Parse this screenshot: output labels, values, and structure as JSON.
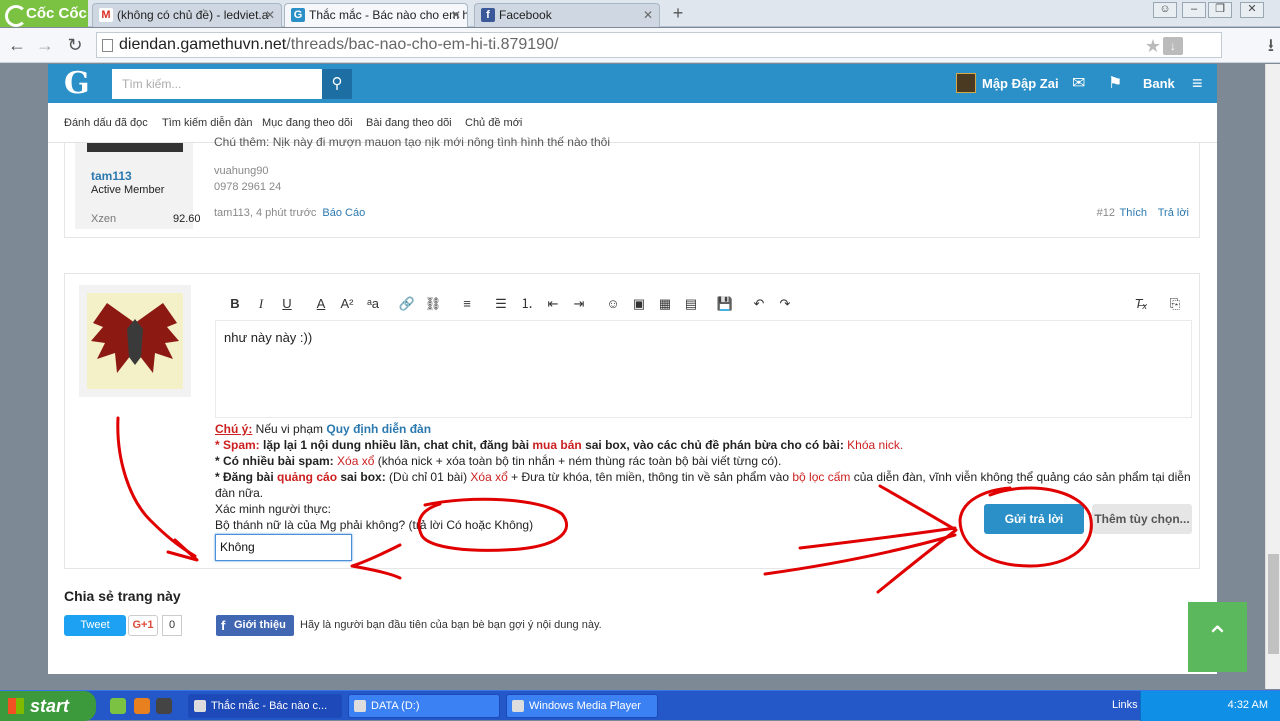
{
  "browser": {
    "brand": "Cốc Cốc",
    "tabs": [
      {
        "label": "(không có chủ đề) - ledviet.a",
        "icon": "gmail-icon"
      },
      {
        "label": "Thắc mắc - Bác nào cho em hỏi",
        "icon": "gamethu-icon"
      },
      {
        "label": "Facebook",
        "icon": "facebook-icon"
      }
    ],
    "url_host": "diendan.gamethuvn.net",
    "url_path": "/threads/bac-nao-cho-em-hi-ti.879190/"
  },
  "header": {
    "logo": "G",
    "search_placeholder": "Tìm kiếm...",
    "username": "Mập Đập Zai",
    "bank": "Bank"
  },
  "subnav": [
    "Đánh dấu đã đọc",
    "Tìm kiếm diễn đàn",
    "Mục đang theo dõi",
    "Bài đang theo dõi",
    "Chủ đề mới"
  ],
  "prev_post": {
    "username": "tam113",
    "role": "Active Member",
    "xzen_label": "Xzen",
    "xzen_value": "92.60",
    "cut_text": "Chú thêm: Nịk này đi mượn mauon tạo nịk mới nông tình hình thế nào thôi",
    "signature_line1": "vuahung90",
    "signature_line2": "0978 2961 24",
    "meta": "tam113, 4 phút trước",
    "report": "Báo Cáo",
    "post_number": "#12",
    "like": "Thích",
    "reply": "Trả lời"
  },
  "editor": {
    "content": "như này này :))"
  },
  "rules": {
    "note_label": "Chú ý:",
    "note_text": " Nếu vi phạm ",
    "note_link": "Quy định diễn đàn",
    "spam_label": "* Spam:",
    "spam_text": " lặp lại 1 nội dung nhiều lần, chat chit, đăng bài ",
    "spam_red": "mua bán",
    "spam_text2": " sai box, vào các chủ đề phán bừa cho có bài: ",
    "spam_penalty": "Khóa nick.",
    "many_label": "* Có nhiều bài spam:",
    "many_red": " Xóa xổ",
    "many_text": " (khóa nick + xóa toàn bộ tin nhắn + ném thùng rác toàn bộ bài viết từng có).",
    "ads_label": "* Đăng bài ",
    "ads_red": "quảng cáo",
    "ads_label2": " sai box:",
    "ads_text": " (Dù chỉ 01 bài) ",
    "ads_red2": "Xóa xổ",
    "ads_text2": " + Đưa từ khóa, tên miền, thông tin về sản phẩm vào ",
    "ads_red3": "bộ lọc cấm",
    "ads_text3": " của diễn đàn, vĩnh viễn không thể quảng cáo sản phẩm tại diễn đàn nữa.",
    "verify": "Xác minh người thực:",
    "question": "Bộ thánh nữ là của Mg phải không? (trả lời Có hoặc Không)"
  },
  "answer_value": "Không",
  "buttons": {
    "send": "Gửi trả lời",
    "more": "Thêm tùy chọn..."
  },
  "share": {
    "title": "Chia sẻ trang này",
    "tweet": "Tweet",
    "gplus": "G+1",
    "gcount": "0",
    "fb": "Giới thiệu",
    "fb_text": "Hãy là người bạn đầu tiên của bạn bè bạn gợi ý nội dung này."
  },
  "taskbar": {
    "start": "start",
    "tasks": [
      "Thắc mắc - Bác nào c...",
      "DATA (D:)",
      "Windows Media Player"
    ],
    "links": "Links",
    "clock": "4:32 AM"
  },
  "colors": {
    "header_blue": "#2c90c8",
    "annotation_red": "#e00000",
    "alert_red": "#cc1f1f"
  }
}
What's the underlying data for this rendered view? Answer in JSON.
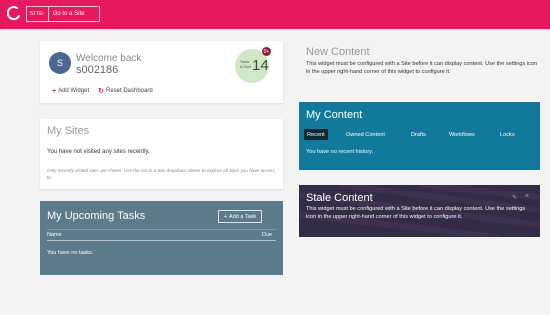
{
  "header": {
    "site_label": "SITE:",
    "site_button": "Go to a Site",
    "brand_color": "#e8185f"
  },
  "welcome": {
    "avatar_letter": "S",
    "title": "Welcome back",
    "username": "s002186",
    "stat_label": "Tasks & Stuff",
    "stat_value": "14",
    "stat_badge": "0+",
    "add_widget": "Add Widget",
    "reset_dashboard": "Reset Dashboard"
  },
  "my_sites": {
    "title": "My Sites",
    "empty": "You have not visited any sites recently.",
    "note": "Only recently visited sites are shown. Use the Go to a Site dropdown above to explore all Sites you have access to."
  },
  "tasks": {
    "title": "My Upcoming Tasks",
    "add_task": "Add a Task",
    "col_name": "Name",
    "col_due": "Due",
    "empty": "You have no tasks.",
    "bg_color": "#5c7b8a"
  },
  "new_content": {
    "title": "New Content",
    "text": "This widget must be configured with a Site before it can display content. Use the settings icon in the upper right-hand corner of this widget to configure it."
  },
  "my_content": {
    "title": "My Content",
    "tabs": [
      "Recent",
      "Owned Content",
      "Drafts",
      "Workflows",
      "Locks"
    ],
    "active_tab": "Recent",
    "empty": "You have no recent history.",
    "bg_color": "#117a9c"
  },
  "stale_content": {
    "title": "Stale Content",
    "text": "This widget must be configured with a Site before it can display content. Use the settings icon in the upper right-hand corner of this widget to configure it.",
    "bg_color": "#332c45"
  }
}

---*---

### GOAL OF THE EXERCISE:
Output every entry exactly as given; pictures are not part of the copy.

### SOLVED EXERCISE:
Parse this screenshot: output labels, values, and structure as JSON.
{
  "browser": {
    "brand": "Cốc Cốc",
    "tabs": [
      {
        "label": "(không có chủ đề) - ledviet.a",
        "icon": "gmail-icon"
      },
      {
        "label": "Thắc mắc - Bác nào cho em hỏi",
        "icon": "gamethu-icon"
      },
      {
        "label": "Facebook",
        "icon": "facebook-icon"
      }
    ],
    "url_host": "diendan.gamethuvn.net",
    "url_path": "/threads/bac-nao-cho-em-hi-ti.879190/"
  },
  "header": {
    "logo": "G",
    "search_placeholder": "Tìm kiếm...",
    "username": "Mập Đập Zai",
    "bank": "Bank"
  },
  "subnav": [
    "Đánh dấu đã đọc",
    "Tìm kiếm diễn đàn",
    "Mục đang theo dõi",
    "Bài đang theo dõi",
    "Chủ đề mới"
  ],
  "prev_post": {
    "username": "tam113",
    "role": "Active Member",
    "xzen_label": "Xzen",
    "xzen_value": "92.60",
    "cut_text": "Chú thêm: Nịk này đi mượn mauon tạo nịk mới nông tình hình thế nào thôi",
    "signature_line1": "vuahung90",
    "signature_line2": "0978 2961 24",
    "meta": "tam113, 4 phút trước",
    "report": "Báo Cáo",
    "post_number": "#12",
    "like": "Thích",
    "reply": "Trả lời"
  },
  "editor": {
    "content": "như này này :))"
  },
  "rules": {
    "note_label": "Chú ý:",
    "note_text": " Nếu vi phạm ",
    "note_link": "Quy định diễn đàn",
    "spam_label": "* Spam:",
    "spam_text": " lặp lại 1 nội dung nhiều lần, chat chit, đăng bài ",
    "spam_red": "mua bán",
    "spam_text2": " sai box, vào các chủ đề phán bừa cho có bài: ",
    "spam_penalty": "Khóa nick.",
    "many_label": "* Có nhiều bài spam:",
    "many_red": " Xóa xổ",
    "many_text": " (khóa nick + xóa toàn bộ tin nhắn + ném thùng rác toàn bộ bài viết từng có).",
    "ads_label": "* Đăng bài ",
    "ads_red": "quảng cáo",
    "ads_label2": " sai box:",
    "ads_text": " (Dù chỉ 01 bài) ",
    "ads_red2": "Xóa xổ",
    "ads_text2": " + Đưa từ khóa, tên miền, thông tin về sản phẩm vào ",
    "ads_red3": "bộ lọc cấm",
    "ads_text3": " của diễn đàn, vĩnh viễn không thể quảng cáo sản phẩm tại diễn đàn nữa.",
    "verify": "Xác minh người thực:",
    "question": "Bộ thánh nữ là của Mg phải không? (trả lời Có hoặc Không)"
  },
  "answer_value": "Không",
  "buttons": {
    "send": "Gửi trả lời",
    "more": "Thêm tùy chọn..."
  },
  "share": {
    "title": "Chia sẻ trang này",
    "tweet": "Tweet",
    "gplus": "G+1",
    "gcount": "0",
    "fb": "Giới thiệu",
    "fb_text": "Hãy là người bạn đầu tiên của bạn bè bạn gợi ý nội dung này."
  },
  "taskbar": {
    "start": "start",
    "tasks": [
      "Thắc mắc - Bác nào c...",
      "DATA (D:)",
      "Windows Media Player"
    ],
    "links": "Links",
    "clock": "4:32 AM"
  },
  "colors": {
    "header_blue": "#2c90c8",
    "annotation_red": "#e00000",
    "alert_red": "#cc1f1f"
  }
}
What's the underlying data for this rendered view? Answer in JSON.
{
  "header": {
    "site_label": "SITE:",
    "site_button": "Go to a Site",
    "brand_color": "#e8185f"
  },
  "welcome": {
    "avatar_letter": "S",
    "title": "Welcome back",
    "username": "s002186",
    "stat_label": "Tasks & Stuff",
    "stat_value": "14",
    "stat_badge": "0+",
    "add_widget": "Add Widget",
    "reset_dashboard": "Reset Dashboard"
  },
  "my_sites": {
    "title": "My Sites",
    "empty": "You have not visited any sites recently.",
    "note": "Only recently visited sites are shown. Use the Go to a Site dropdown above to explore all Sites you have access to."
  },
  "tasks": {
    "title": "My Upcoming Tasks",
    "add_task": "Add a Task",
    "col_name": "Name",
    "col_due": "Due",
    "empty": "You have no tasks.",
    "bg_color": "#5c7b8a"
  },
  "new_content": {
    "title": "New Content",
    "text": "This widget must be configured with a Site before it can display content. Use the settings icon in the upper right-hand corner of this widget to configure it."
  },
  "my_content": {
    "title": "My Content",
    "tabs": [
      "Recent",
      "Owned Content",
      "Drafts",
      "Workflows",
      "Locks"
    ],
    "active_tab": "Recent",
    "empty": "You have no recent history.",
    "bg_color": "#117a9c"
  },
  "stale_content": {
    "title": "Stale Content",
    "text": "This widget must be configured with a Site before it can display content. Use the settings icon in the upper right-hand corner of this widget to configure it.",
    "bg_color": "#332c45"
  }
}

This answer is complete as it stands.